SEVERAL Filipinos were included in the so-called Paradise Papers—one of the world’s largest leak of financial documents showing how personalities manage to keep from paying higher taxes—according to a report from the Philippine Star.
The recent leak detailed how some politicians and business personalities use complex structures to launder money, fend off sanctions, and evade tax.
The controversial documents were first obtained by the German newspaper Süddeutsche Zeitung, and were shared with the International Consortium of Investigative Journalists (ICIJ). The ICIJ is now overseeing the investigation on the leak.
The Paradise Papers is composed of 13.4 million files, covering seven decades from 1950 to 2016. Most of its leaked documents were from offshore law firm Appleby, and other 19 tax havens.
In a statement, Appleby, one of the world’s most prestigious offshore law firms, insisted that it “does not tolerate illegal behavior.”

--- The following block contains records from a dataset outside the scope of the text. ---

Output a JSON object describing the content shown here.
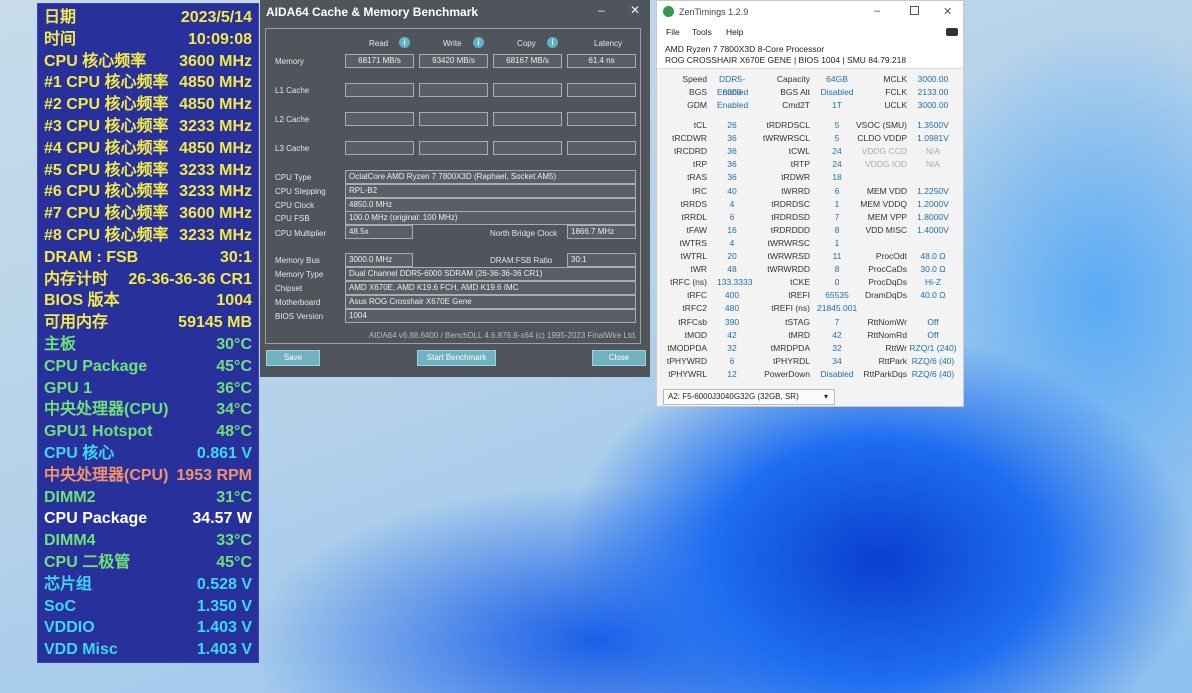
{
  "hwinfo": {
    "rows": [
      {
        "label": "日期",
        "value": "2023/5/14",
        "color": "#f2ea4a"
      },
      {
        "label": "时间",
        "value": "10:09:08",
        "color": "#f2ea4a"
      },
      {
        "label": "CPU 核心频率",
        "value": "3600 MHz",
        "color": "#f2ea4a"
      },
      {
        "label": "#1 CPU 核心频率",
        "value": "4850 MHz",
        "color": "#f2ea4a"
      },
      {
        "label": "#2 CPU 核心频率",
        "value": "4850 MHz",
        "color": "#f2ea4a"
      },
      {
        "label": "#3 CPU 核心频率",
        "value": "3233 MHz",
        "color": "#f2ea4a"
      },
      {
        "label": "#4 CPU 核心频率",
        "value": "4850 MHz",
        "color": "#f2ea4a"
      },
      {
        "label": "#5 CPU 核心频率",
        "value": "3233 MHz",
        "color": "#f2ea4a"
      },
      {
        "label": "#6 CPU 核心频率",
        "value": "3233 MHz",
        "color": "#f2ea4a"
      },
      {
        "label": "#7 CPU 核心频率",
        "value": "3600 MHz",
        "color": "#f2ea4a"
      },
      {
        "label": "#8 CPU 核心频率",
        "value": "3233 MHz",
        "color": "#f2ea4a"
      },
      {
        "label": "DRAM : FSB",
        "value": "30:1",
        "color": "#f2ea4a"
      },
      {
        "label": "内存计时",
        "value": "26-36-36-36 CR1",
        "color": "#f2ea4a"
      },
      {
        "label": "BIOS 版本",
        "value": "1004",
        "color": "#f2ea4a"
      },
      {
        "label": "可用内存",
        "value": "59145 MB",
        "color": "#f2ea4a"
      },
      {
        "label": "主板",
        "value": "30°C",
        "color": "#6fe07a"
      },
      {
        "label": "CPU Package",
        "value": "45°C",
        "color": "#6fe07a"
      },
      {
        "label": "GPU 1",
        "value": "36°C",
        "color": "#6fe07a"
      },
      {
        "label": "中央处理器(CPU)",
        "value": "34°C",
        "color": "#6fe07a"
      },
      {
        "label": "GPU1 Hotspot",
        "value": "48°C",
        "color": "#6fe07a"
      },
      {
        "label": "CPU 核心",
        "value": "0.861 V",
        "color": "#3fd8f0"
      },
      {
        "label": "中央处理器(CPU)",
        "value": "1953 RPM",
        "color": "#f0946a"
      },
      {
        "label": "DIMM2",
        "value": "31°C",
        "color": "#6fe07a"
      },
      {
        "label": "CPU Package",
        "value": "34.57 W",
        "color": "#ffffff"
      },
      {
        "label": "DIMM4",
        "value": "33°C",
        "color": "#6fe07a"
      },
      {
        "label": "CPU 二极管",
        "value": "45°C",
        "color": "#6fe07a"
      },
      {
        "label": "芯片组",
        "value": "0.528 V",
        "color": "#3fd8f0"
      },
      {
        "label": "SoC",
        "value": "1.350 V",
        "color": "#3fd8f0"
      },
      {
        "label": "VDDIO",
        "value": "1.403 V",
        "color": "#3fd8f0"
      },
      {
        "label": "VDD Misc",
        "value": "1.403 V",
        "color": "#3fd8f0"
      }
    ]
  },
  "aida": {
    "title": "AIDA64 Cache & Memory Benchmark",
    "minimize": "–",
    "close": "✕",
    "columns": [
      "Read",
      "Write",
      "Copy",
      "Latency"
    ],
    "bench_rows": [
      {
        "label": "Memory",
        "values": [
          "68171 MB/s",
          "93420 MB/s",
          "68167 MB/s",
          "61.4 ns"
        ]
      },
      {
        "label": "L1 Cache",
        "values": [
          "",
          "",
          "",
          ""
        ]
      },
      {
        "label": "L2 Cache",
        "values": [
          "",
          "",
          "",
          ""
        ]
      },
      {
        "label": "L3 Cache",
        "values": [
          "",
          "",
          "",
          ""
        ]
      }
    ],
    "cpu_type_label": "CPU Type",
    "cpu_type": "OctalCore AMD Ryzen 7 7800X3D  (Raphael, Socket AM5)",
    "cpu_stepping_label": "CPU Stepping",
    "cpu_stepping": "RPL-B2",
    "cpu_clock_label": "CPU Clock",
    "cpu_clock": "4850.0 MHz",
    "cpu_fsb_label": "CPU FSB",
    "cpu_fsb": "100.0 MHz  (original: 100 MHz)",
    "cpu_mult_label": "CPU Multiplier",
    "cpu_mult": "48.5x",
    "nb_clock_label": "North Bridge Clock",
    "nb_clock": "1866.7 MHz",
    "mem_bus_label": "Memory Bus",
    "mem_bus": "3000.0 MHz",
    "dram_ratio_label": "DRAM:FSB Ratio",
    "dram_ratio": "30:1",
    "mem_type_label": "Memory Type",
    "mem_type": "Dual Channel DDR5-6000 SDRAM  (26-36-36-36 CR1)",
    "chipset_label": "Chipset",
    "chipset": "AMD X670E, AMD K19.6 FCH, AMD K19.6 IMC",
    "mobo_label": "Motherboard",
    "mobo": "Asus ROG Crosshair X670E Gene",
    "bios_label": "BIOS Version",
    "bios": "1004",
    "footer": "AIDA64 v6.88.6400 / BenchDLL 4.6.876.8-x64  (c) 1995-2023 FinalWire Ltd.",
    "save": "Save",
    "start": "Start Benchmark",
    "close_btn": "Close"
  },
  "zen": {
    "title": "ZenTimings 1.2.9",
    "menu": [
      "File",
      "Tools",
      "Help"
    ],
    "cpu": "AMD Ryzen 7 7800X3D 8-Core Processor",
    "board": "ROG CROSSHAIR X670E GENE | BIOS 1004 | SMU 84.79.218",
    "top": [
      [
        "Speed",
        "DDR5-6000",
        "Capacity",
        "64GB",
        "MCLK",
        "3000.00"
      ],
      [
        "BGS",
        "Enabled",
        "BGS Alt",
        "Disabled",
        "FCLK",
        "2133.00"
      ],
      [
        "GDM",
        "Enabled",
        "Cmd2T",
        "1T",
        "UCLK",
        "3000.00"
      ]
    ],
    "timings": [
      [
        "tCL",
        "26",
        "tRDRDSCL",
        "5",
        "VSOC (SMU)",
        "1.3500V"
      ],
      [
        "tRCDWR",
        "36",
        "tWRWRSCL",
        "5",
        "CLDO VDDP",
        "1.0981V"
      ],
      [
        "tRCDRD",
        "36",
        "tCWL",
        "24",
        "VDDG CCD",
        "N/A"
      ],
      [
        "tRP",
        "36",
        "tRTP",
        "24",
        "VDDG IOD",
        "N/A"
      ],
      [
        "tRAS",
        "36",
        "tRDWR",
        "18",
        "",
        ""
      ],
      [
        "tRC",
        "40",
        "tWRRD",
        "6",
        "MEM VDD",
        "1.2250V"
      ],
      [
        "tRRDS",
        "4",
        "tRDRDSC",
        "1",
        "MEM VDDQ",
        "1.2000V"
      ],
      [
        "tRRDL",
        "6",
        "tRDRDSD",
        "7",
        "MEM VPP",
        "1.8000V"
      ],
      [
        "tFAW",
        "16",
        "tRDRDDD",
        "8",
        "VDD MISC",
        "1.4000V"
      ],
      [
        "tWTRS",
        "4",
        "tWRWRSC",
        "1",
        "",
        ""
      ],
      [
        "tWTRL",
        "20",
        "tWRWRSD",
        "11",
        "ProcOdt",
        "48.0 Ω"
      ],
      [
        "tWR",
        "48",
        "tWRWRDD",
        "8",
        "ProcCaDs",
        "30.0 Ω"
      ],
      [
        "tRFC (ns)",
        "133.3333",
        "tCKE",
        "0",
        "ProcDqDs",
        "Hi-Z"
      ],
      [
        "tRFC",
        "400",
        "tREFI",
        "65535",
        "DramDqDs",
        "40.0 Ω"
      ],
      [
        "tRFC2",
        "480",
        "tREFI (ns)",
        "21845.001",
        "",
        ""
      ],
      [
        "tRFCsb",
        "390",
        "tSTAG",
        "7",
        "RttNomWr",
        "Off"
      ],
      [
        "tMOD",
        "42",
        "tMRD",
        "42",
        "RttNomRd",
        "Off"
      ],
      [
        "tMODPDA",
        "32",
        "tMRDPDA",
        "32",
        "RttWr",
        "RZQ/1 (240)"
      ],
      [
        "tPHYWRD",
        "6",
        "tPHYRDL",
        "34",
        "RttPark",
        "RZQ/6 (40)"
      ],
      [
        "tPHYWRL",
        "12",
        "PowerDown",
        "Disabled",
        "RttParkDqs",
        "RZQ/6 (40)"
      ]
    ],
    "dimm_select": "A2: F5-6000J3040G32G (32GB, SR)"
  }
}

“Appleby has thoroughly and vigorously investigated the allegations and we are satisfied that there is no evidence of any wrongdoing, either on the part of ourselves or our clients,” it said.
“We refute any allegations that may suggest otherwise and we would be happy to cooperate fully with any legitimate and authorised investigation of the allegations by the appropriate and relevant authorities, it added.

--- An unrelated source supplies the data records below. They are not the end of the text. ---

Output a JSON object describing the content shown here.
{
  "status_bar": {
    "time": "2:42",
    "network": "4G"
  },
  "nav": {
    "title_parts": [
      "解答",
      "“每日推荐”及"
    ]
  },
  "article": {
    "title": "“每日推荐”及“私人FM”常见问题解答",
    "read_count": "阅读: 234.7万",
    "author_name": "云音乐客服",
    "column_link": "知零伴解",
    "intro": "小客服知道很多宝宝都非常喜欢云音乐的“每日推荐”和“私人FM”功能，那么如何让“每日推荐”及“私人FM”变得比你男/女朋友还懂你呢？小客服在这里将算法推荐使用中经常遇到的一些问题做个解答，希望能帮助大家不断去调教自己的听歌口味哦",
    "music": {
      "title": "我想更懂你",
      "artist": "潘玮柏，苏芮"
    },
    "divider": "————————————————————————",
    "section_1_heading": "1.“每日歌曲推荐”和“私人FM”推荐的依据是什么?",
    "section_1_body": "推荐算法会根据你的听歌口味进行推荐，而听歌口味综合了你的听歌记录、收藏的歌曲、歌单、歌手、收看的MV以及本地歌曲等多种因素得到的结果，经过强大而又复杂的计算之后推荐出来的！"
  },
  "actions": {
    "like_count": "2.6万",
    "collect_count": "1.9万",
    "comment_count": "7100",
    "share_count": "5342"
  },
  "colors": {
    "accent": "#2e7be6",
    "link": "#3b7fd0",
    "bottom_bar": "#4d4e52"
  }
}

Having “researched the ICIJ’s allegations,” Appleby said it believed the allegations are “unfounded and based on a lack of understanding of the legitimate and lawful structures used in the offshore sector.”
There are reportedly 169 Filipinos and major entities included in the list.
The ICIJ, meanwhile, emphasized that “there are legitimate uses for offshore companies and trusts.”
“We do not intend to suggest or imply that any people, companies or other entities included in the ICIJ Offshore Leaks Database have broken the law or otherwise acted improperly,” the group said. (Dana Sioson/AJPress)